The release of a new Marcellus Shale Coalition (MSC) annual workforce survey shows that development of shale has – to the surprise of few – been a boon to the state. Pennsylvania’s unemployment is the lowest that it has been since 2008, and hiring in 2014 could send it even lower. Member companies expect to add to the ranks of shale workers by hiring more than 2,000 new employees in 2014, John M. Augustine III, the community outreach manager, told Rigzone.
Most of the hiring is expected to be within engineering and construction, midstream and pipeline, and operations and maintenance. These new jobs are considered long-term jobs, Augustine said, and a number of them will be in the midstream sector.
As for the breakdown in jobs, more than 25 percent are in engineering and construction, according to the press release. Nearly as many – 23 percent – are in equipment operations, while just over 15 percent are in operations and maintenance. Administration accounts for 8 percent of new hiring, while 7 percent work in land, and 5 percent work in a category covering environmental, health and safety.
While the new jobs were welcomed, the survey makes clear that there are challenges to filling positions:
- Finding qualified talent with knowledge and experience
- Competition for qualified talent
- Finding workers with the willingness to relocate to fill open positions in the Marcellus Shale
The greatest recruiting challenge by far is finding a skilled workforce. Engineering and pipeline engineering are the categories that have the greatest need beyond the talent currently available, with geology, safety and environmental/regulatory workers also in need.
Most workers recently hired – 83 percent – came from Pennsylvania or other states that contain part of the Marcellus Shale, including Ohio, W. Virginia, New York and Maryland, Augustine said.
“One of the biggest misconceptions is regarding where the jobs are being filled. Currently, more than 60 percent of the jobs are being filled in Pennsylvania, and most of the rest are in adjacent states,” he said.
The survey showed that just over one-fifth of the jobs are being filled by women.
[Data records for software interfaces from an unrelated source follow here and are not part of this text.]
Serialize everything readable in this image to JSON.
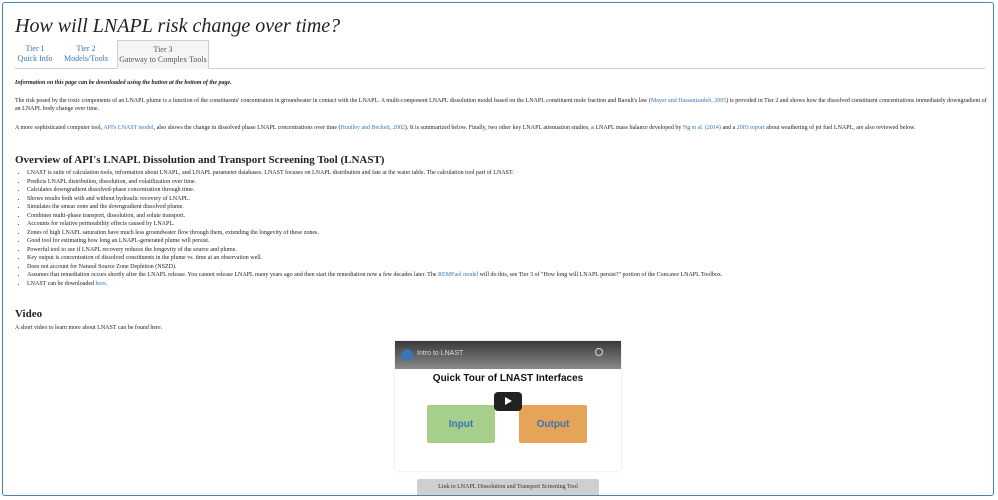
{
  "page_title": "How will LNAPL risk change over time?",
  "tabs": [
    {
      "line1": "Tier 1",
      "line2": "Quick Info"
    },
    {
      "line1": "Tier 2",
      "line2": "Models/Tools"
    },
    {
      "line1": "Tier 3",
      "line2": "Gateway to Complex Tools"
    }
  ],
  "notice": "Information on this page can be downloaded using the button at the bottom of the page.",
  "para1": {
    "before": "The risk posed by the toxic components of an LNAPL plume is a function of the constituents' concentration in groundwater in contact with the LNAPL. A multi-component LNAPL dissolution model based on the LNAPL constituent mole fraction and Raoult's law (",
    "link": "Mayer and Hassanizadeh, 2005",
    "after": ") is provided in Tier 2 and shows how the dissolved constituent concentrations immediately downgradient of an LNAPL body change over time."
  },
  "para2": {
    "t1": "A more sophisticated computer tool, ",
    "l1": "API's LNAST model",
    "t2": ", also shows the change in dissolved phase LNAPL concentrations over time (",
    "l2": "Huntley and Beckett, 2002",
    "t3": "). It is summarized below. Finally, two other key LNAPL attenuation studies, a LNAPL mass balance developed by ",
    "l3": "Ng et al. (2014)",
    "t4": " and a ",
    "l4": "2003 report",
    "t5": " about weathering of jet fuel LNAPL, are also reviewed below."
  },
  "overview_heading": "Overview of API's LNAPL Dissolution and Transport Screening Tool (LNAST)",
  "bullets": [
    "LNAST is suite of calculation tools, information about LNAPL, and LNAPL parameter databases. LNAST focuses on LNAPL distribution and fate at the water table. The calculation tool part of LNAST:",
    "Predicts LNAPL distribution, dissolution, and volatilization over time.",
    "Calculates downgradient dissolved-phase concentration through time.",
    "Shows results both with and without hydraulic recovery of LNAPL.",
    "Simulates the smear zone and the downgradient dissolved plume.",
    "Combines multi-phase transport, dissolution, and solute transport.",
    "Accounts for relative permeability effects caused by LNAPL.",
    "Zones of high LNAPL saturation have much less groundwater flow through them, extending the longevity of these zones.",
    "Good tool for estimating how long an LNAPL-generated plume will persist.",
    "Powerful tool to see if LNAPL recovery reduces the longevity of the source and plume.",
    "Key output is concentration of dissolved constituents in the plume vs. time at an observation well.",
    "Does not account for Natural Source Zone Depletion (NSZD)."
  ],
  "bullet_remfuel": {
    "before": "Assumes that remediation occurs shortly after the LNAPL release. You cannot release LNAPL many years ago and then start the remediation now a few decades later. The ",
    "link": "REMFuel model",
    "after": " will do this, see Tier 3 of \"How long will LNAPL persist?\" portion of the Concawe LNAPL Toolbox."
  },
  "bullet_download": {
    "before": "LNAST can be downloaded ",
    "link": "here",
    "after": "."
  },
  "video_heading": "Video",
  "video_intro": "A short video to learn more about LNAST can be found here.",
  "video": {
    "title": "Intro to LNAST",
    "heading": "Quick Tour of LNAST Interfaces",
    "input_label": "Input",
    "output_label": "Output"
  },
  "link_button": "Link to LNAPL Dissolution and Transport Screening Tool",
  "colors": {
    "link": "#3a73b8",
    "input_box": "#a6cf8c",
    "output_box": "#e5a458",
    "frame": "#4a7fb8"
  }
}
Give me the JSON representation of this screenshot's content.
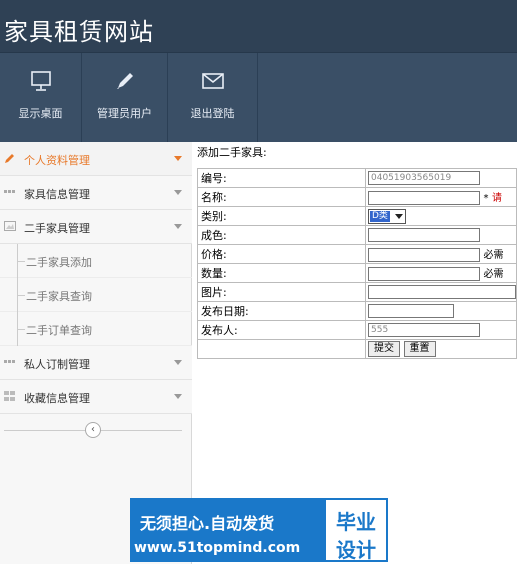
{
  "app": {
    "title": "家具租赁网站"
  },
  "toolbar": {
    "items": [
      {
        "label": "显示桌面",
        "icon": "monitor-icon"
      },
      {
        "label": "管理员用户",
        "icon": "pencil-icon"
      },
      {
        "label": "退出登陆",
        "icon": "envelope-icon"
      }
    ]
  },
  "sidebar": {
    "items": [
      {
        "label": "个人资料管理",
        "active": true,
        "icon": "pencil-icon"
      },
      {
        "label": "家具信息管理",
        "icon": "grid-icon"
      },
      {
        "label": "二手家具管理",
        "icon": "image-icon"
      }
    ],
    "subitems": [
      "二手家具添加",
      "二手家具查询",
      "二手订单查询"
    ],
    "items_lower": [
      {
        "label": "私人订制管理",
        "icon": "grid-icon"
      },
      {
        "label": "收藏信息管理",
        "icon": "grid-icon"
      }
    ],
    "collapse_glyph": "‹"
  },
  "form": {
    "title": "添加二手家具:",
    "fields": {
      "code": {
        "label": "编号:",
        "value": "04051903565019"
      },
      "name": {
        "label": "名称:",
        "value": "",
        "required_mark": "*",
        "hint": "请"
      },
      "category": {
        "label": "类别:",
        "selected": "D类"
      },
      "color": {
        "label": "成色:",
        "value": ""
      },
      "price": {
        "label": "价格:",
        "value": "",
        "hint": "必需"
      },
      "quantity": {
        "label": "数量:",
        "value": "",
        "hint": "必需"
      },
      "image": {
        "label": "图片:",
        "value": ""
      },
      "date": {
        "label": "发布日期:",
        "value": ""
      },
      "publisher": {
        "label": "发布人:",
        "value": "555"
      }
    },
    "submit_label": "提交",
    "reset_label": "重置"
  },
  "watermark": {
    "line1": "无须担心.自动发货",
    "line2": "www.51topmind.com",
    "side1": "毕业",
    "side2": "设计"
  },
  "colors": {
    "header": "#2f4155",
    "toolbar": "#3a4f66",
    "accent": "#e8792a",
    "watermark": "#1a78c9"
  }
}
Company websites were the most frequently used method of recruiting, followed by career websites, referrals and social media.